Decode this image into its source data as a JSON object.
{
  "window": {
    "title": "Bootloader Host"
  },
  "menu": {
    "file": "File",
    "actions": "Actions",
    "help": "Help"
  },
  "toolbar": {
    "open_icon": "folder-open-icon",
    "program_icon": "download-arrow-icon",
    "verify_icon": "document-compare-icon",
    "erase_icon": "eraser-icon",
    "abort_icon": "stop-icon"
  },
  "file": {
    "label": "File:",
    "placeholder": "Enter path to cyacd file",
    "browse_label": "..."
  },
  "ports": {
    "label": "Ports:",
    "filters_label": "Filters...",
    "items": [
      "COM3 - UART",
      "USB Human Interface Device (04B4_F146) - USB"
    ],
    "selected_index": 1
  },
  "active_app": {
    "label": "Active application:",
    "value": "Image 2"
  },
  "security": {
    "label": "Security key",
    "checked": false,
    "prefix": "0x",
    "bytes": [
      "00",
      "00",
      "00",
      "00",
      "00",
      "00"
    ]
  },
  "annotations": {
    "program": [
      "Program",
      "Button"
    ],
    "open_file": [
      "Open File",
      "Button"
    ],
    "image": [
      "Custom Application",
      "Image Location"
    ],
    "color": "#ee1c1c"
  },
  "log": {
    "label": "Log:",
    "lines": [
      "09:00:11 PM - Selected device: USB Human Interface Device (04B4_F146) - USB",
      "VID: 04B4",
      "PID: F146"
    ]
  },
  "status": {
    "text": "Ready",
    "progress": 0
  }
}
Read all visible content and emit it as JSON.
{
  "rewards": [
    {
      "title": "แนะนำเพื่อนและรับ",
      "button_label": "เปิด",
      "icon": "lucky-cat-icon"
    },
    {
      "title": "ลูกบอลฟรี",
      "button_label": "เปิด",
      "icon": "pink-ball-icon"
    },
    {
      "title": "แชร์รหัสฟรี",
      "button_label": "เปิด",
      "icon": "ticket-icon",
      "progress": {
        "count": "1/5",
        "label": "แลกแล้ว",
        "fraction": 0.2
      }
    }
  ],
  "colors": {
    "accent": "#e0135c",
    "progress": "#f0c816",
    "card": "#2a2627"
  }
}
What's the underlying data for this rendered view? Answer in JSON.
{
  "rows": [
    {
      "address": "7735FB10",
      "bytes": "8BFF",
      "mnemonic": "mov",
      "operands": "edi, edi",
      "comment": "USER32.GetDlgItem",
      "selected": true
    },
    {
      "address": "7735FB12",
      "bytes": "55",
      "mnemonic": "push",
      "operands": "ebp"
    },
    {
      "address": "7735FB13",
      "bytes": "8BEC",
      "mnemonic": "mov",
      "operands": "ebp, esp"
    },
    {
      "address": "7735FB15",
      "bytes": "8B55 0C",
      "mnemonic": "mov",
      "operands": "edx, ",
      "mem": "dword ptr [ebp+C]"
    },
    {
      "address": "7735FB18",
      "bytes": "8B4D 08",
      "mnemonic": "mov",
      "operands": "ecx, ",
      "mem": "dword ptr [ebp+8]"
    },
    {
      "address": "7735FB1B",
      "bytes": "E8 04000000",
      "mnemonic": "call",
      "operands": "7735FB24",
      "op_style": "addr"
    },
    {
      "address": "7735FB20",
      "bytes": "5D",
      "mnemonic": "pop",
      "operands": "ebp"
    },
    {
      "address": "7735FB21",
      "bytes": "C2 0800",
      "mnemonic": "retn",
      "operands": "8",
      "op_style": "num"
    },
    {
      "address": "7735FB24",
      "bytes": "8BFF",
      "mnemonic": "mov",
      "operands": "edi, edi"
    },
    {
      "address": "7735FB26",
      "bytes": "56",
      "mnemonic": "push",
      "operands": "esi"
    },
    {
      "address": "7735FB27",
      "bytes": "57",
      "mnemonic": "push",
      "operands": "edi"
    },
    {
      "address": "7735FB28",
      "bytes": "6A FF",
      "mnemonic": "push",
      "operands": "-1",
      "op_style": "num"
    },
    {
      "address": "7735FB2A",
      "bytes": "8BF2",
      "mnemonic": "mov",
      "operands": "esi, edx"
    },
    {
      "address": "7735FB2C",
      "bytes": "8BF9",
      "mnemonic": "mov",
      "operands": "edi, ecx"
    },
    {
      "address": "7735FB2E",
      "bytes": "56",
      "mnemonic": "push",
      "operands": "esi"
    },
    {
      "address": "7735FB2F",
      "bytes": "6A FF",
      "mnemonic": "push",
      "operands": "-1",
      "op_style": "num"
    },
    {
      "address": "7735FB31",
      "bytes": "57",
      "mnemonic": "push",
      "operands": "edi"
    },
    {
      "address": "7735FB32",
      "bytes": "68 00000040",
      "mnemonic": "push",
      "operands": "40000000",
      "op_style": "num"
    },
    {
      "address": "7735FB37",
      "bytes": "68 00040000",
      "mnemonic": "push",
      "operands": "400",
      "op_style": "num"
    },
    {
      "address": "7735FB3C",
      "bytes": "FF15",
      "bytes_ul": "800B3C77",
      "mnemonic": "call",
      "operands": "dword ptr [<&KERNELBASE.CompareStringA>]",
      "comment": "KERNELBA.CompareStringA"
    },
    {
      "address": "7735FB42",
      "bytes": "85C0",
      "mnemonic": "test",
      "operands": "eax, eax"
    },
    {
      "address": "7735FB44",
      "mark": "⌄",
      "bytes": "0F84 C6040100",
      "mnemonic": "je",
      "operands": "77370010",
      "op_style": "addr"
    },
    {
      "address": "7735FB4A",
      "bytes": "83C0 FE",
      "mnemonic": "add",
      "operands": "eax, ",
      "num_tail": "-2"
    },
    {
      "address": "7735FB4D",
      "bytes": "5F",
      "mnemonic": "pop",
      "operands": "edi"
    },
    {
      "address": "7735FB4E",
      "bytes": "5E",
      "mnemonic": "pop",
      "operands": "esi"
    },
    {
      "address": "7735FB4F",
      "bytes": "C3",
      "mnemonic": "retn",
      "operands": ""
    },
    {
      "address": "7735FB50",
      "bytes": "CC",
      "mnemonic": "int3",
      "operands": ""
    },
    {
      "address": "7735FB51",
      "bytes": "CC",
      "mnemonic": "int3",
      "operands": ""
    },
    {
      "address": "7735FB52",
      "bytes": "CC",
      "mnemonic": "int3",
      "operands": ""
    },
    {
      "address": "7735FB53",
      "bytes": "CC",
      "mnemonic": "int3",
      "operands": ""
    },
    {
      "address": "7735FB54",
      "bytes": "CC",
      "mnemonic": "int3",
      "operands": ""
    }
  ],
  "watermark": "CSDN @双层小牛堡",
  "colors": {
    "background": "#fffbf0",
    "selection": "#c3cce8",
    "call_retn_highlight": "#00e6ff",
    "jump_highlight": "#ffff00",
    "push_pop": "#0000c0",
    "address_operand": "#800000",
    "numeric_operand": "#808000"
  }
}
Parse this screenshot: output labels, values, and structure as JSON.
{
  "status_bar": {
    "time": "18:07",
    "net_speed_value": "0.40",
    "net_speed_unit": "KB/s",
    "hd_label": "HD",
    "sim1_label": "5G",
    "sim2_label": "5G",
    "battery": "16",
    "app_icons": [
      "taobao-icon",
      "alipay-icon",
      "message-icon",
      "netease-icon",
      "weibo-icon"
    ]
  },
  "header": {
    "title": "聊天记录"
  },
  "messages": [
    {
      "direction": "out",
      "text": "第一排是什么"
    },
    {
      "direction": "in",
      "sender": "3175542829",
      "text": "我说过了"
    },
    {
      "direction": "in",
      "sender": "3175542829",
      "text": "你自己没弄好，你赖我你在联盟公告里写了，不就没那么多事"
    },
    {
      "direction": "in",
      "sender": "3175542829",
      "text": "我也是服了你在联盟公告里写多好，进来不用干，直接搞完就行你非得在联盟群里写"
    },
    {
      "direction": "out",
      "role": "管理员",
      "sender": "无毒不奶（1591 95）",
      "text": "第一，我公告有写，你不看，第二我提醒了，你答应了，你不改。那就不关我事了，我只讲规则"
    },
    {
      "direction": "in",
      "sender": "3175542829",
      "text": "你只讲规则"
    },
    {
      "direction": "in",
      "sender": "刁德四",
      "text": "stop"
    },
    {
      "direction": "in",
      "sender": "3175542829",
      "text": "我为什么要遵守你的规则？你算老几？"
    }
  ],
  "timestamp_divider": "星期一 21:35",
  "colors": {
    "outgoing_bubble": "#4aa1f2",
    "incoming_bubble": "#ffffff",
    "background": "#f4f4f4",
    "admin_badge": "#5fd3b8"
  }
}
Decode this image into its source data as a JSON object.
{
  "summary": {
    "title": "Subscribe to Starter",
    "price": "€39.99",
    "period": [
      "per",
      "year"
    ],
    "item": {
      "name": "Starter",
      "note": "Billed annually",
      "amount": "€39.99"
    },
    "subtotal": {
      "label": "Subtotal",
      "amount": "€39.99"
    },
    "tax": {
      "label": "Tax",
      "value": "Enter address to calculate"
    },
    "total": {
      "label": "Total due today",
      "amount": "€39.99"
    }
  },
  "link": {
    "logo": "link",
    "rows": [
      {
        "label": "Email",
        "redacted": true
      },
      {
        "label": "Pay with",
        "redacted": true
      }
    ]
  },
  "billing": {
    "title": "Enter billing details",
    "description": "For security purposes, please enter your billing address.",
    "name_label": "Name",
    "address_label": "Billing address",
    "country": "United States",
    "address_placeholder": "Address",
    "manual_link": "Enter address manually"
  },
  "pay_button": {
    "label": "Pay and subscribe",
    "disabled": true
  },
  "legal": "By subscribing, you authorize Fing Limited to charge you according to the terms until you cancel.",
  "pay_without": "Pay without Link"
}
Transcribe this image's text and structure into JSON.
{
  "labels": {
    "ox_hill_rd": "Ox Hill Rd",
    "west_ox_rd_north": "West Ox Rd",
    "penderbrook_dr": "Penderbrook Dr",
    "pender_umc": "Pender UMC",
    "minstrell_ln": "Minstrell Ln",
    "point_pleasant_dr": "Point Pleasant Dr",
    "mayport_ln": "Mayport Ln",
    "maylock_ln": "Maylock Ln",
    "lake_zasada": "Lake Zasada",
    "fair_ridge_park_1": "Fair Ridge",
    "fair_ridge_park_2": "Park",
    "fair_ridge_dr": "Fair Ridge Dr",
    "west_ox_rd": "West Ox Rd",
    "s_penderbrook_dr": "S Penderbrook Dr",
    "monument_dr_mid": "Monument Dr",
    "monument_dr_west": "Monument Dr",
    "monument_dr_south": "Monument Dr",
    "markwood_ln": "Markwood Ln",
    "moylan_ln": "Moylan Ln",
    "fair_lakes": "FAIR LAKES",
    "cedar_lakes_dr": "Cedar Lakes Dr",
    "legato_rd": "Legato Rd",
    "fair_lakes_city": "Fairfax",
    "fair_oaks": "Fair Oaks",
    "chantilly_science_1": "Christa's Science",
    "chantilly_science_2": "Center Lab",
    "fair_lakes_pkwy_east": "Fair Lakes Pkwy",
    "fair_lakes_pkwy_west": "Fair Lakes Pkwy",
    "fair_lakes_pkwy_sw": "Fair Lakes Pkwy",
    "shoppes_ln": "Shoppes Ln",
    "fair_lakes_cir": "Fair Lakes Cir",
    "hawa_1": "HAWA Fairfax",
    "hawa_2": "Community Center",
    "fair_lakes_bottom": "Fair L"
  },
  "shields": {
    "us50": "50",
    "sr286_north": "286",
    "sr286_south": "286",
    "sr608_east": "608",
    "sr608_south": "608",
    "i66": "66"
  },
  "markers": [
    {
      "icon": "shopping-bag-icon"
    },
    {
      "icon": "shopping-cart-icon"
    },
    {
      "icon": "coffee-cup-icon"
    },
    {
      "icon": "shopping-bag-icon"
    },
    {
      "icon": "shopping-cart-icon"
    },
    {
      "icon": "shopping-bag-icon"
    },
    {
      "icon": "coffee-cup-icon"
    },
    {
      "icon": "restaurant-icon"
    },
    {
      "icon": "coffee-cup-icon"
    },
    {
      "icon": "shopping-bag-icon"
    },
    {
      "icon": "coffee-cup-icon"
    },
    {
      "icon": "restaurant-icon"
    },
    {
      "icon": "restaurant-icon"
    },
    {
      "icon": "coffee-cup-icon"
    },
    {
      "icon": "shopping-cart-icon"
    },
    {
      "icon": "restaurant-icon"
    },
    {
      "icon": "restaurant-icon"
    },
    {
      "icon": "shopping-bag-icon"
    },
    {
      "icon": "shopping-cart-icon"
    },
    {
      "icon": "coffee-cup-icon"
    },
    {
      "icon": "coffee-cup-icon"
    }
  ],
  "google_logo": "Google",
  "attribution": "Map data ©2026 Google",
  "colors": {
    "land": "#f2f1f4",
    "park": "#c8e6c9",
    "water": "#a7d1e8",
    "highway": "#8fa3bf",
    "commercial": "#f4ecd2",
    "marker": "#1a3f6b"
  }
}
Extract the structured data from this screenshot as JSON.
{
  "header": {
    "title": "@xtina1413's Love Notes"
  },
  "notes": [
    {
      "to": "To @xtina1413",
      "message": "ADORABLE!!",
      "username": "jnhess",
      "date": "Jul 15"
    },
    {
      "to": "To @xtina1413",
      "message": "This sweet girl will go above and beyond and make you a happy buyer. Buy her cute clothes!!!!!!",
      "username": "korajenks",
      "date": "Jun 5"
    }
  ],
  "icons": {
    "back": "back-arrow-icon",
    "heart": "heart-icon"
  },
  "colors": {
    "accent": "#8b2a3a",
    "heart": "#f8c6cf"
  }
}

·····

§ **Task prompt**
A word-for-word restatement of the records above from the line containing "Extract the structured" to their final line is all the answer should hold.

§ **Task response**
Extract the structured data from this screenshot as JSON.
{
  "header": {
    "title": "@xtina1413's Love Notes"
  },
  "notes": [
    {
      "to": "To @xtina1413",
      "message": "ADORABLE!!",
      "username": "jnhess",
      "date": "Jul 15"
    },
    {
      "to": "To @xtina1413",
      "message": "This sweet girl will go above and beyond and make you a happy buyer. Buy her cute clothes!!!!!!",
      "username": "korajenks",
      "date": "Jun 5"
    }
  ],
  "icons": {
    "back": "back-arrow-icon",
    "heart": "heart-icon"
  },
  "colors": {
    "accent": "#8b2a3a",
    "heart": "#f8c6cf"
  }
}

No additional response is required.